It should be noted that this scenario could also occur in a state without a more expansive law if an employer adds domestic partners to its definition of family members for which an employee is eligible to take leave. This concern can be partially alleviated by drafting an employee policy that limits time off to care for family members included in the employer policy to 12 weeks unless otherwise required by law. By doing so, employers can eliminate one of two possible "double-dipping" scenarios; an employee who first takes off 12 weeks to care for his or her ill mother (or other FMLA-defined dependent) would not then be able to qualify under the employer's policies for any more leave to care for his or her domestic partner or other dependents.

This will continue to be a consequence of FMLA's non-inclusive scope until corrective legislation eliminates this gap. HRC supports legislation that will give same-sex couples equal rights to FMLA leave.

How do these laws apply to transgender employees?

Certain procedures and treatments for transgender employees and their spouses or partners may not qualify for FMLA leave. Currently, in order to qualify for FMLA leave, a transgender employee must have a "serious medical condition" related to their transgender status, or be receiving treatment for Gender Identity Disorder (GID or Gender Dysphoria). A "serious health condition" is "an illness, injury, impairment, or physical or mental condition that involves inpatient care in a hospital, or continuing treatment by a health care provider."[5] Examples of treatment that mayqualify as a "serious health condition" would include sex reassignment surgery requiring overnight hospitalization, continued counseling or hormone therapy. However, each instance is fact specific and no current clarifying law or regulation exists that addresses gender transition treatments specifically. It is worth noting that some government agencies have begun to find treatments associated with gender transition not medically necessary. Because medical issues related to Gender Identity Disorder or gender transition may not always qualify under federal law[6], a comprehensive benefits package should include Gender Identity Disorder or transition as a qualifying condition for medical leave under employer-granted benefits.

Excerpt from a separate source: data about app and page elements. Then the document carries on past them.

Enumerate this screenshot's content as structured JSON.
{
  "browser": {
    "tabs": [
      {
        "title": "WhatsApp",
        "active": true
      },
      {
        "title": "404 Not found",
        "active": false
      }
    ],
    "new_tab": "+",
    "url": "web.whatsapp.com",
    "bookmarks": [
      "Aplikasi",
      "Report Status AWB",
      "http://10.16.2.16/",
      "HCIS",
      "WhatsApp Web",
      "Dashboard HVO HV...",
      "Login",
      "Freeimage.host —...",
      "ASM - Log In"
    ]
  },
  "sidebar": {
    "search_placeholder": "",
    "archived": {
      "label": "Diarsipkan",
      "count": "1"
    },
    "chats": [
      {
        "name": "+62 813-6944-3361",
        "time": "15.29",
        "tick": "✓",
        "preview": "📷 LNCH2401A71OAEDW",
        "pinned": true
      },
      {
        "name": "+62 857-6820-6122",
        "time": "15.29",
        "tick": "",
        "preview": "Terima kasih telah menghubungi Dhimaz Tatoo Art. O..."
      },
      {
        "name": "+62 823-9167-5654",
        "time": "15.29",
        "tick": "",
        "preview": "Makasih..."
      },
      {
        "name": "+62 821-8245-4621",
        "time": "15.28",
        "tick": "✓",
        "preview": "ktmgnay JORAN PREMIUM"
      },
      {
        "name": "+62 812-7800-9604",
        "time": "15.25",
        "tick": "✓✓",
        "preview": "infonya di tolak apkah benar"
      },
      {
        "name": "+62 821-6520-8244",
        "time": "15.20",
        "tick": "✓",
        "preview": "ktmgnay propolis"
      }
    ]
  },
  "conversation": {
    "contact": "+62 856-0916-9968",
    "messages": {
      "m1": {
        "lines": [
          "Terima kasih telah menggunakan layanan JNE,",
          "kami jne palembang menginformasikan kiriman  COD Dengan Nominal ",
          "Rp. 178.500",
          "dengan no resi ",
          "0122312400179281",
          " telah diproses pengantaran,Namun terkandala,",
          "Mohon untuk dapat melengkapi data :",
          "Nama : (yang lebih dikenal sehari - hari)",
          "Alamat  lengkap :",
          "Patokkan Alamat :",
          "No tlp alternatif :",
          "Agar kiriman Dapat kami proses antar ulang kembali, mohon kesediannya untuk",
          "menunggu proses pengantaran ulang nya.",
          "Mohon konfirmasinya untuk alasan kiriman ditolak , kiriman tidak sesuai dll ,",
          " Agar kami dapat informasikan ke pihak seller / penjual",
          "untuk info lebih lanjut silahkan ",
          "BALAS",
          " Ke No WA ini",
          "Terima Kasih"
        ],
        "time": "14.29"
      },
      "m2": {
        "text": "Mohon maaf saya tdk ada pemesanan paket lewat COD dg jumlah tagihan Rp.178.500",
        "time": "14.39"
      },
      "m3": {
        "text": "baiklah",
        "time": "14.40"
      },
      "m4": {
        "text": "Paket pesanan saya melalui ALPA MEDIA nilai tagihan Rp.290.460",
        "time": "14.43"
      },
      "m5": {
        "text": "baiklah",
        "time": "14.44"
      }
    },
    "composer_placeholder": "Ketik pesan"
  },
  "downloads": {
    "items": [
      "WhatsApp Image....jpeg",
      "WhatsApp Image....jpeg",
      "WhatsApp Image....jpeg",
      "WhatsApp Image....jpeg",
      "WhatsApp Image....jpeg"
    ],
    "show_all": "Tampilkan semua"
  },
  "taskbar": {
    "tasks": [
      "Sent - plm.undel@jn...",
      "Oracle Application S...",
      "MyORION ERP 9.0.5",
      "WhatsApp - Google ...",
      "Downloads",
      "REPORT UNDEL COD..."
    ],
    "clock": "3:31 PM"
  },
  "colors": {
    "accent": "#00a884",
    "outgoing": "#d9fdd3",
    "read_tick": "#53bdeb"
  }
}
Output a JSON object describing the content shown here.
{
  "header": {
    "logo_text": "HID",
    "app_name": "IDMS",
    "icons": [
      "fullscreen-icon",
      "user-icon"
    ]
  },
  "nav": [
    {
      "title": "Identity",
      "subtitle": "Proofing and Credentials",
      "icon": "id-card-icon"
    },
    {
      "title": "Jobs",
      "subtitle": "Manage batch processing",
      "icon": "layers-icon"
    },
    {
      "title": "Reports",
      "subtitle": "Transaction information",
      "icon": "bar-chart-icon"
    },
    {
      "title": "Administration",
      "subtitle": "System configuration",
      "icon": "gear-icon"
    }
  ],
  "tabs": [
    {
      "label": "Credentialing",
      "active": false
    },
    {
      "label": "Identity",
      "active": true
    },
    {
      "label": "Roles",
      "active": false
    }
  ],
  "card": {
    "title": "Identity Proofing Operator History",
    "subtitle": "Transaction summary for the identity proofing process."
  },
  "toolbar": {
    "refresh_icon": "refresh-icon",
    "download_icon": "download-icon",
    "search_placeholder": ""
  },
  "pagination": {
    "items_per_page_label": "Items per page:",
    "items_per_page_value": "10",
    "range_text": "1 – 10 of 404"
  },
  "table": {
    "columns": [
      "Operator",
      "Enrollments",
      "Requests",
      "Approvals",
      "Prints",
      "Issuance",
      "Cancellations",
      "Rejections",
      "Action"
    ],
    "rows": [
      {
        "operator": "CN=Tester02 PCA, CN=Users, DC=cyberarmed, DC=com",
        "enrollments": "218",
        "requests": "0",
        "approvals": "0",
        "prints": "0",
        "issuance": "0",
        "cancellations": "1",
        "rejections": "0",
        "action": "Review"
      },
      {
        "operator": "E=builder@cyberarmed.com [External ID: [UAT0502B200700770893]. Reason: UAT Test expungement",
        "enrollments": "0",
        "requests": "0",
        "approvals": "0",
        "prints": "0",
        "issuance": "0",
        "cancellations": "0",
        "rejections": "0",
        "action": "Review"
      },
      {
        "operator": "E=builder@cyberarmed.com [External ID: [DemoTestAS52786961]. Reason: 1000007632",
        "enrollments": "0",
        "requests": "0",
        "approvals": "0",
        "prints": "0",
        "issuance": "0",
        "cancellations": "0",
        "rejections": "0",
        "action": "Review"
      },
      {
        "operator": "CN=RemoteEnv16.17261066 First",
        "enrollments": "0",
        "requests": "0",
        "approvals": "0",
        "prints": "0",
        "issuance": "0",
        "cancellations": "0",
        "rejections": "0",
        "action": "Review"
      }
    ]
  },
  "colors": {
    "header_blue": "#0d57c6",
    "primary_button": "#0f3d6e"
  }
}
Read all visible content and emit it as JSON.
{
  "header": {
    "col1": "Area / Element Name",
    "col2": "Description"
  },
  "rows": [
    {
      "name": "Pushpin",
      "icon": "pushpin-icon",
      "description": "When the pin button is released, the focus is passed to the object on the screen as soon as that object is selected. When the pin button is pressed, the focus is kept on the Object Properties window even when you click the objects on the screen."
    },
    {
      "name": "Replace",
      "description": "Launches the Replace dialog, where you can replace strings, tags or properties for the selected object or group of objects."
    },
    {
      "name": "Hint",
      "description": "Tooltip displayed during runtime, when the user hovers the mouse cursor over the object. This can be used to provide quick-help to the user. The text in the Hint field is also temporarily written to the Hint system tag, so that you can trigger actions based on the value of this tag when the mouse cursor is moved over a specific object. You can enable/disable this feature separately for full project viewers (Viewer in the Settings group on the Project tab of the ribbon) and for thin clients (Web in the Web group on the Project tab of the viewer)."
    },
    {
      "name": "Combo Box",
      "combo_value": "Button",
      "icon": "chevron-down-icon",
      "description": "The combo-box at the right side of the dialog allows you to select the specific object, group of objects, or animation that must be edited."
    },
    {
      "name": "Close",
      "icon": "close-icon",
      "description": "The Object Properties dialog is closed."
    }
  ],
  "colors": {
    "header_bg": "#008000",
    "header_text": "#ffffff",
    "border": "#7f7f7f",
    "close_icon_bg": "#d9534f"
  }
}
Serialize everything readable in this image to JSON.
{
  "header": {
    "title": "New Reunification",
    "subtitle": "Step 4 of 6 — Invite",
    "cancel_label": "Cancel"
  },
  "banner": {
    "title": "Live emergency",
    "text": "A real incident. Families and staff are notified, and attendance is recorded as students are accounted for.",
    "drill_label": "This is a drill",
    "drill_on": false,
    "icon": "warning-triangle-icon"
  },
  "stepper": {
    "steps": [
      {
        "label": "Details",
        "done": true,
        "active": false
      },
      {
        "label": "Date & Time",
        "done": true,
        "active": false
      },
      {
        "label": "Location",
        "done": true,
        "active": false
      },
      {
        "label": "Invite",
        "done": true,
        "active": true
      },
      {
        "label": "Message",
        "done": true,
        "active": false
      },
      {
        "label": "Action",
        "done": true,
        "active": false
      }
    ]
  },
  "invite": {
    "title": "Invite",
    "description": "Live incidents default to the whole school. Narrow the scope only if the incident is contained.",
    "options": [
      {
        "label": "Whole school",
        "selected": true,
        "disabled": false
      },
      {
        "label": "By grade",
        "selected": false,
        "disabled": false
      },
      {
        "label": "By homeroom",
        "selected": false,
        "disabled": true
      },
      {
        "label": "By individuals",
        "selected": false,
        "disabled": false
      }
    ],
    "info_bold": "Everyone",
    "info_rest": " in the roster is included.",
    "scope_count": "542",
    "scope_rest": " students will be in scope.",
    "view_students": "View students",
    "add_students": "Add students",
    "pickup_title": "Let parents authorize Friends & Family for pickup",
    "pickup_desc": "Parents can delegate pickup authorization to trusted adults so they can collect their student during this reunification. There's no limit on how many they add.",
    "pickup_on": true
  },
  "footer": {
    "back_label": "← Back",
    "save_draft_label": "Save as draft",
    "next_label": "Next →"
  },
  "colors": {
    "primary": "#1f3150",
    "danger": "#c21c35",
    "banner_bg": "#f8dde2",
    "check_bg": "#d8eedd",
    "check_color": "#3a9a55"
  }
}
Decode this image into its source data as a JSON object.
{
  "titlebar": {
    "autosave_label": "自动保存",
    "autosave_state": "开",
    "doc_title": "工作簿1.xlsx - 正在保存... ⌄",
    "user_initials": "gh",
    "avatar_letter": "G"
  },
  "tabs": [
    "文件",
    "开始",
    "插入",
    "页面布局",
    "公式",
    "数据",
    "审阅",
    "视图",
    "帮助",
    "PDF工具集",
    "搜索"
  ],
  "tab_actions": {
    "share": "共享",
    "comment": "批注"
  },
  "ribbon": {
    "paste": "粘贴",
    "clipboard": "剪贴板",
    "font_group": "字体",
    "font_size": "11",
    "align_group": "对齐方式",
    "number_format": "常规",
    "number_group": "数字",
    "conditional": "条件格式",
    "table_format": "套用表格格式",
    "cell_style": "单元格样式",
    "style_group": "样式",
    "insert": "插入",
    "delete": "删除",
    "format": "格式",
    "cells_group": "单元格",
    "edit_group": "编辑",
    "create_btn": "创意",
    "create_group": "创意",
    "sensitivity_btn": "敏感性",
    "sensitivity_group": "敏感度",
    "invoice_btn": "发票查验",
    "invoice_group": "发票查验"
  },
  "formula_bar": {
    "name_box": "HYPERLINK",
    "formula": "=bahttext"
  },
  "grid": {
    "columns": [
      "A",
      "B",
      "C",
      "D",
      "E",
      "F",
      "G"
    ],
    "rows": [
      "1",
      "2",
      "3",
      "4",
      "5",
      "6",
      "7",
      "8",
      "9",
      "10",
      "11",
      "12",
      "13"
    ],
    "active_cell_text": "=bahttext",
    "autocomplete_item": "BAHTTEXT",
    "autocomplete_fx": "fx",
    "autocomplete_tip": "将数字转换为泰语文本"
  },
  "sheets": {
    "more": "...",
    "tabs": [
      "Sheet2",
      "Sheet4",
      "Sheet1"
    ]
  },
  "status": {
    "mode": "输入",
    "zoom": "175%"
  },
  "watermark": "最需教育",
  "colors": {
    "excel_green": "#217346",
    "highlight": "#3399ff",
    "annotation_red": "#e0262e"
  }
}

[2] US Department of Labor clarifies FMLA definition of 'son and daughter'

[3] 29 C.F.R. 825.701(a).

[4] See Department of Labor, Do State laws providing family and medical leave still apply?, available at ("If State law provides six weeks of leave, which may include leave to care for a seriously-ill grandparent or a "spouse equivalent," and leave was used for that purpose, the employee is still entitled to 12 weeks of FMLA leave, as the leave used was provided for a purpose not covered by FMLA. IF FMLA leave is used first for a purpose also provided under State law, and State leave has thereby been exhausted, the employer would not be required to provide additional leave to care for the grandparent or "spouse equivalent")

[5] 29 U.S.C. § 2611(11)

[6] The Legal Aid Society of San Francisco, Employment Law Center, Gender Identity Discrimination Employment Rights for Transgender Workers Your Legal Rights,